Kwame in-bounded the sought-after ball and Javon made is run up the floor, dodging the three defenders, Javon.made it halfway between half court and the three-point line and put up a prayer. The ball lofted toward the hoop, time expired, and then--“swish.”
The spinning, orange ball went through the net, like boiling water through ice. The three boys let out a loud yell, as they knew that they had just completed the only goal that their friend had ever wanted. Kwame and Demond wanted to give their shares of the money to Javon, so that he could attend college.
The boys went to Kwame’s and celebrated. This was quite possibly the happiest day of their lives. They had always to known that they were going to win. Unfortunately, the next day tragedy struck, as the college informed Javon’s high school that there were some problems with the boy’s win. Mr. James called the three boys down to his office to inform them about the horrible news.

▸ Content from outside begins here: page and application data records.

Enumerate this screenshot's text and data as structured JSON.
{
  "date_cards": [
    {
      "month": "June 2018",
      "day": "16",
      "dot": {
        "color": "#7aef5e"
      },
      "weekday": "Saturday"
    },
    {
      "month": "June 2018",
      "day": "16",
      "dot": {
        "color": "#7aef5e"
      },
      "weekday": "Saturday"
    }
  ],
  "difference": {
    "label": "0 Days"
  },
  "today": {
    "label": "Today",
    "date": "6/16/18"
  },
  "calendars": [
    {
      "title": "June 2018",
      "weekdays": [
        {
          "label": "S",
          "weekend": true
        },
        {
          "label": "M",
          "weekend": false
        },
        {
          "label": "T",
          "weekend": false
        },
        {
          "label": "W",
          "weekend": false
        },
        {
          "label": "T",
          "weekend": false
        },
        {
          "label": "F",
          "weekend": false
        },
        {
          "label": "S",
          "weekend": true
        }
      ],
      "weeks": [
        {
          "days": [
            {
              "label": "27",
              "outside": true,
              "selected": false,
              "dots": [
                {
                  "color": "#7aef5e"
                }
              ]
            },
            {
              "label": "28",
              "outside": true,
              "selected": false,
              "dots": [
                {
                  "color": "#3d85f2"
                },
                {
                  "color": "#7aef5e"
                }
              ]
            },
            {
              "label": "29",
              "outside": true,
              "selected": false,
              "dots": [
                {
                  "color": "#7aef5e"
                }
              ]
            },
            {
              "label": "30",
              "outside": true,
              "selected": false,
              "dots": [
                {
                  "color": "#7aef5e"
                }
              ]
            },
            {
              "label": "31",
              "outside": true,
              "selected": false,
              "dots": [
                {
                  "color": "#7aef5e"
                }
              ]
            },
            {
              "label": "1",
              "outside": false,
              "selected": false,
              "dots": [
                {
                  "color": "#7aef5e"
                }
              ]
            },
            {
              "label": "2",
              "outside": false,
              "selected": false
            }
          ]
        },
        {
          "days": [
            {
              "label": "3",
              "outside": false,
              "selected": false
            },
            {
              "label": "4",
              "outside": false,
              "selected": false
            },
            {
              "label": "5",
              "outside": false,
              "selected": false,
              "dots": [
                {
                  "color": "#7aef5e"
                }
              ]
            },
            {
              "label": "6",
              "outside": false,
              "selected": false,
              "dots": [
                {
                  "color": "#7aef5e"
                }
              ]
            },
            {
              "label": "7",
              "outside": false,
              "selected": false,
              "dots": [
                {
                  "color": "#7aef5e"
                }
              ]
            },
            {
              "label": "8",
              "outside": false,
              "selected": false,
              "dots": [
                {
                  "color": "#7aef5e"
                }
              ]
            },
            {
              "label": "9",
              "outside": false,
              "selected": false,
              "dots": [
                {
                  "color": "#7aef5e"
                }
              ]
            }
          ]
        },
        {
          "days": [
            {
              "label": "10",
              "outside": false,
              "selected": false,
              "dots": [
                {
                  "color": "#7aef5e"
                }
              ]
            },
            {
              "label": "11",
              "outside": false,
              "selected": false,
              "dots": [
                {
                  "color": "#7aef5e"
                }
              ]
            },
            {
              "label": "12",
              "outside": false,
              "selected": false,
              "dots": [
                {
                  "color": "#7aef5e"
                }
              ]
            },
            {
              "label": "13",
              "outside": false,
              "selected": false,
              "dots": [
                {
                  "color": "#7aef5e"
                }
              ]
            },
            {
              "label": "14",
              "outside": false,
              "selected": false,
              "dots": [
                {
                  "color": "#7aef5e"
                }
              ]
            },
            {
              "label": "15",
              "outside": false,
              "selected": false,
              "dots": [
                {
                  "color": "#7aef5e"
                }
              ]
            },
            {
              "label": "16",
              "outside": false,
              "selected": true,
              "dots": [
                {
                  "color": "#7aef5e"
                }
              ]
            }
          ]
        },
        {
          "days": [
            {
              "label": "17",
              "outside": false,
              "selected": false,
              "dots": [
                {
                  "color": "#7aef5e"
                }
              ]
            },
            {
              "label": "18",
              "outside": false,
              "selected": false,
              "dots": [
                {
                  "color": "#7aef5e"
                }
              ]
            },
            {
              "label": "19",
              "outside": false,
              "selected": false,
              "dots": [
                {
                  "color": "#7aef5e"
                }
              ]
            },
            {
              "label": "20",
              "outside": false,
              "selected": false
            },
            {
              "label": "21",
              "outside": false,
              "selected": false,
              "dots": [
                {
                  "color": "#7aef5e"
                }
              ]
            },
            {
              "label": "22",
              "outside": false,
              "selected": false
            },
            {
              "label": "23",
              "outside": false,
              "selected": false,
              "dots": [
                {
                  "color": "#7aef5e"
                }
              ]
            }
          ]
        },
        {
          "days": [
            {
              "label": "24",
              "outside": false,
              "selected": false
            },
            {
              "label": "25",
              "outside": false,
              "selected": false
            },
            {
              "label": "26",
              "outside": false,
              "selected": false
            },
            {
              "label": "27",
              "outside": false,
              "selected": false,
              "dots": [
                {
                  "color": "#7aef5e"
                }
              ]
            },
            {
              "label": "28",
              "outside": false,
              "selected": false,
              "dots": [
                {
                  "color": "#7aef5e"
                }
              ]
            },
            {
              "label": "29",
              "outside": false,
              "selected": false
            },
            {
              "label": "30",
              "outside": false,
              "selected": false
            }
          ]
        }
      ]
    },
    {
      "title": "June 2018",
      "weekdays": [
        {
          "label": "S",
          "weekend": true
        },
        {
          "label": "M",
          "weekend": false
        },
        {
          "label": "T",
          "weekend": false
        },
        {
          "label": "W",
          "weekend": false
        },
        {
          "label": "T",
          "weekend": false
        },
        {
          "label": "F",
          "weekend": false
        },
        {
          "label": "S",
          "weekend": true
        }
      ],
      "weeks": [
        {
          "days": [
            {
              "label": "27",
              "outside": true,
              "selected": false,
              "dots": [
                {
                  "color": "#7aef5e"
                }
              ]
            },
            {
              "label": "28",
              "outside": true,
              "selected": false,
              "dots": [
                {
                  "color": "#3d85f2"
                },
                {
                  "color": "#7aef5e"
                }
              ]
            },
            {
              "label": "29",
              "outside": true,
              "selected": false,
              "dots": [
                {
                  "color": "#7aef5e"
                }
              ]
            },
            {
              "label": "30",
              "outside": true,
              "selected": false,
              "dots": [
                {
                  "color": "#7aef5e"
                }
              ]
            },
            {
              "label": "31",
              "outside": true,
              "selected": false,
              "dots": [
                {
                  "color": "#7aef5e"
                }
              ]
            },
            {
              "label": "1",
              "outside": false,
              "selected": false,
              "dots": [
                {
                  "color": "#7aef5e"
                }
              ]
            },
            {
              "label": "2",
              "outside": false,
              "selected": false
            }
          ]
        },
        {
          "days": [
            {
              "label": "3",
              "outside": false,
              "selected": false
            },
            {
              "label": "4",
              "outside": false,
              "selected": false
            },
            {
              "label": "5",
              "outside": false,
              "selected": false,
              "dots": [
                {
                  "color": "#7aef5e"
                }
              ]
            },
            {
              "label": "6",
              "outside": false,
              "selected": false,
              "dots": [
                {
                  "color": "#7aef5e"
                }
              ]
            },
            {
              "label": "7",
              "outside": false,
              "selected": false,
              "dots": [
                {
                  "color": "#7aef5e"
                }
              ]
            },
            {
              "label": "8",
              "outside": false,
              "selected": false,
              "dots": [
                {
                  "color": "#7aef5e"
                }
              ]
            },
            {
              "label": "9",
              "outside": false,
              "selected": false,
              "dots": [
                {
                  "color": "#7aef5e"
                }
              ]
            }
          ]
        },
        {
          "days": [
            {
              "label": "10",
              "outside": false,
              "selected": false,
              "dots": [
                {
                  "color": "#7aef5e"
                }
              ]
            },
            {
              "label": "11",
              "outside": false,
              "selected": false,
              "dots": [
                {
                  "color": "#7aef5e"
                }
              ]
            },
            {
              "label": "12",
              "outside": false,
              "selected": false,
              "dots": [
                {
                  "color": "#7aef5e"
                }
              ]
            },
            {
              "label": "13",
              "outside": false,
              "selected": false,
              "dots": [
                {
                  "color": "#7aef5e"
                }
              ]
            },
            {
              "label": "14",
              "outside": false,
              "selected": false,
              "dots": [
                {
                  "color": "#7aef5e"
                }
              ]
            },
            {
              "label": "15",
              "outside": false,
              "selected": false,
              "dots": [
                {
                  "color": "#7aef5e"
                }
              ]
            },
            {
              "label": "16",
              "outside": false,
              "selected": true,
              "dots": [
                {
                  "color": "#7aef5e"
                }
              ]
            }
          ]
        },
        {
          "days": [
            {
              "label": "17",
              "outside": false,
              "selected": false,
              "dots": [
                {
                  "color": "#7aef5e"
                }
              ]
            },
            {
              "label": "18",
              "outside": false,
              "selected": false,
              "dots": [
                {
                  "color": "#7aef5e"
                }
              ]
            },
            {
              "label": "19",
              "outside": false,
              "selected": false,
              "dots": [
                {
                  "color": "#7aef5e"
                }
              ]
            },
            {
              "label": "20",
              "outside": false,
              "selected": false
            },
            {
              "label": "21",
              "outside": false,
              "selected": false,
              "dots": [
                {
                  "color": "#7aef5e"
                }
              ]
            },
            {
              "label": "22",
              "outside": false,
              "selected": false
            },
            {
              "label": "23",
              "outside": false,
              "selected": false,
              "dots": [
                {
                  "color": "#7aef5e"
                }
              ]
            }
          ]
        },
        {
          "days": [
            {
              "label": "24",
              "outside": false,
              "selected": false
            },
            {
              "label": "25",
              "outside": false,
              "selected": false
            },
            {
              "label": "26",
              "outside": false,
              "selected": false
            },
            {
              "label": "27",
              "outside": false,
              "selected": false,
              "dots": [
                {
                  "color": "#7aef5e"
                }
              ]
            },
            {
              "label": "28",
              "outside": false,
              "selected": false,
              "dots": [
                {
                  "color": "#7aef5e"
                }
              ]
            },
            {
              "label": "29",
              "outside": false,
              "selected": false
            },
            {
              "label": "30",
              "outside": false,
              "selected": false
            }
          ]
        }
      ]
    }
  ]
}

“Boys there were some problems with the transfer of funds,” Mr. James slowly said. “After looking at our records, the college officials found that Kwame was academically ineligible. They said that they may need to take the money away from you. After explaining to the officials that you two boys, pointing at Kwame and Demond, were going to give the money Javon and to fulfill his yearning to go to college, they told me that they might be able to work something out. They called back a couple of hours later and told me that they could give you a full scholarship, but could not give anything to Kwame or Demond. I told them…”
“No, man that’s fine, we don’t care,” Kwame and Demond interruptedly agreed.
“That’s exactly what I thought.”
The following fall Javon attended East Chicago College, majoring in English Composition, a real favorite of his. Javon tried out for the basketball team and made a difference as a great “sixth man.” After a successful semester, Javon wrote about his journey to college for his mid-term exam.